(Beginning of RECORDS FOR PROCESSING)

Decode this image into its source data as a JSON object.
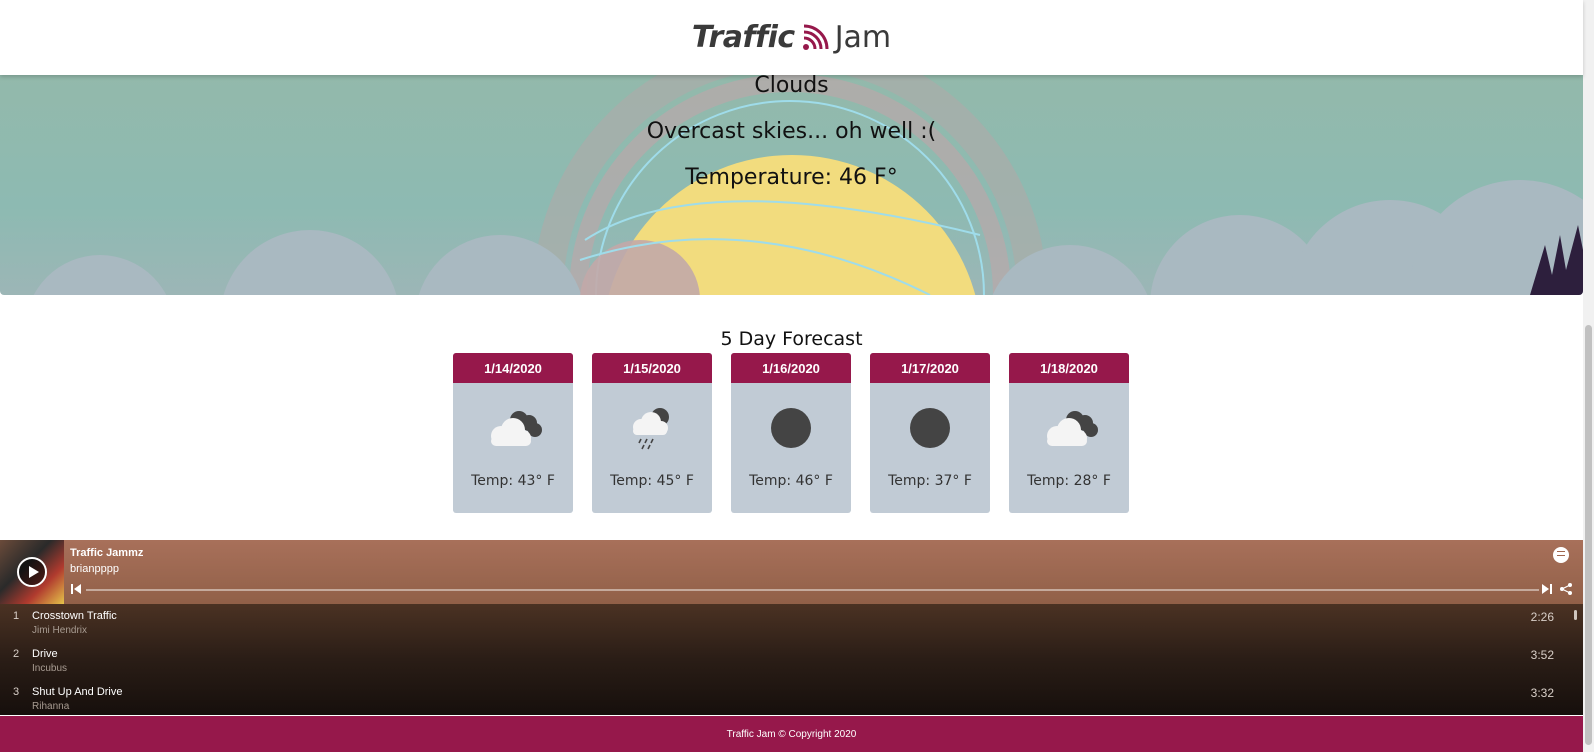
{
  "header": {
    "logo_bold": "Traffic",
    "logo_light": "Jam",
    "logo_icon": "rss-signal-icon",
    "accent_color": "#96184b"
  },
  "hero": {
    "condition": "Clouds",
    "description": "Overcast skies... oh well :(",
    "temperature": "Temperature: 46 F°"
  },
  "forecast": {
    "title": "5 Day Forecast",
    "days": [
      {
        "date": "1/14/2020",
        "icon": "partly-cloudy-icon",
        "temp": "Temp: 43° F"
      },
      {
        "date": "1/15/2020",
        "icon": "cloud-rain-icon",
        "temp": "Temp: 45° F"
      },
      {
        "date": "1/16/2020",
        "icon": "dark-circle-icon",
        "temp": "Temp: 46° F"
      },
      {
        "date": "1/17/2020",
        "icon": "dark-circle-icon",
        "temp": "Temp: 37° F"
      },
      {
        "date": "1/18/2020",
        "icon": "partly-cloudy-icon",
        "temp": "Temp: 28° F"
      }
    ]
  },
  "player": {
    "playlist_title": "Traffic Jammz",
    "owner": "brianpppp",
    "progress": 0,
    "tracks": [
      {
        "num": "1",
        "name": "Crosstown Traffic",
        "artist": "Jimi Hendrix",
        "duration": "2:26"
      },
      {
        "num": "2",
        "name": "Drive",
        "artist": "Incubus",
        "duration": "3:52"
      },
      {
        "num": "3",
        "name": "Shut Up And Drive",
        "artist": "Rihanna",
        "duration": "3:32"
      }
    ]
  },
  "footer": {
    "text": "Traffic Jam © Copyright 2020"
  }
}
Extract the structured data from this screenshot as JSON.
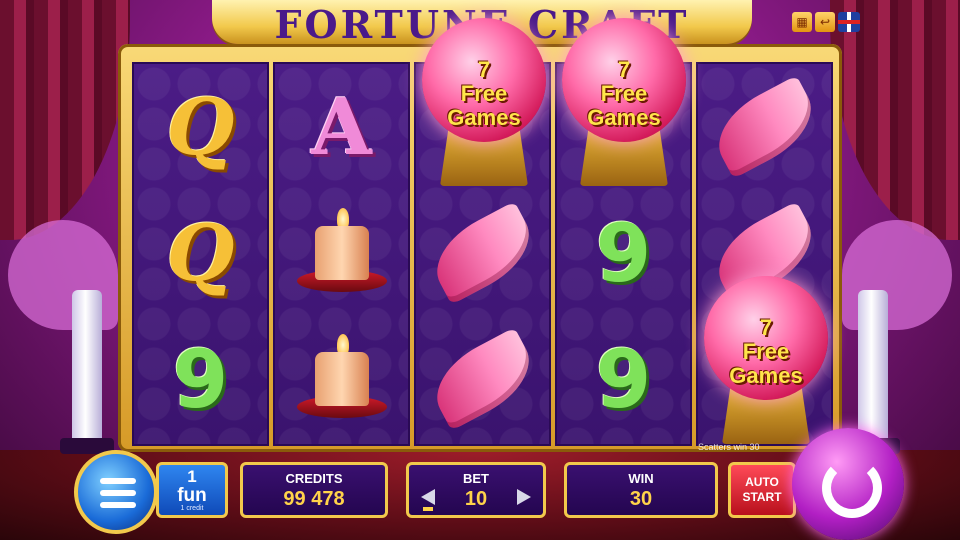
{
  "title": "FORTUNE CRAFT",
  "top_icons": [
    "paytable-icon",
    "exit-icon",
    "uk-flag-icon"
  ],
  "reels": [
    [
      "Q",
      "Q",
      "9"
    ],
    [
      "A",
      "candle",
      "candle"
    ],
    [
      "crystal-ball",
      "feather",
      "feather"
    ],
    [
      "crystal-ball",
      "9",
      "9"
    ],
    [
      "feather",
      "feather",
      "crystal-ball"
    ]
  ],
  "scatter_label": "7\nFree\nGames",
  "scatter_line1": "7",
  "scatter_line2": "Free",
  "scatter_line3": "Games",
  "scatter_win_text": "Scatters win 30",
  "panel": {
    "lines_value": "1",
    "fun_label": "fun",
    "credit_note": "1 credit",
    "credits_label": "CREDITS",
    "credits_value": "99 478",
    "bet_label": "BET",
    "bet_value": "10",
    "win_label": "WIN",
    "win_value": "30",
    "auto_line1": "AUTO",
    "auto_line2": "START"
  },
  "colors": {
    "accent_gold": "#f2c94c",
    "reel_bg": "#3a136e",
    "spin_purple": "#b21fc4"
  }
}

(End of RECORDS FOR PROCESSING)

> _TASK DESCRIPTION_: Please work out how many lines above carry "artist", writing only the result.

> _RESULT OF THIS TASK_: 3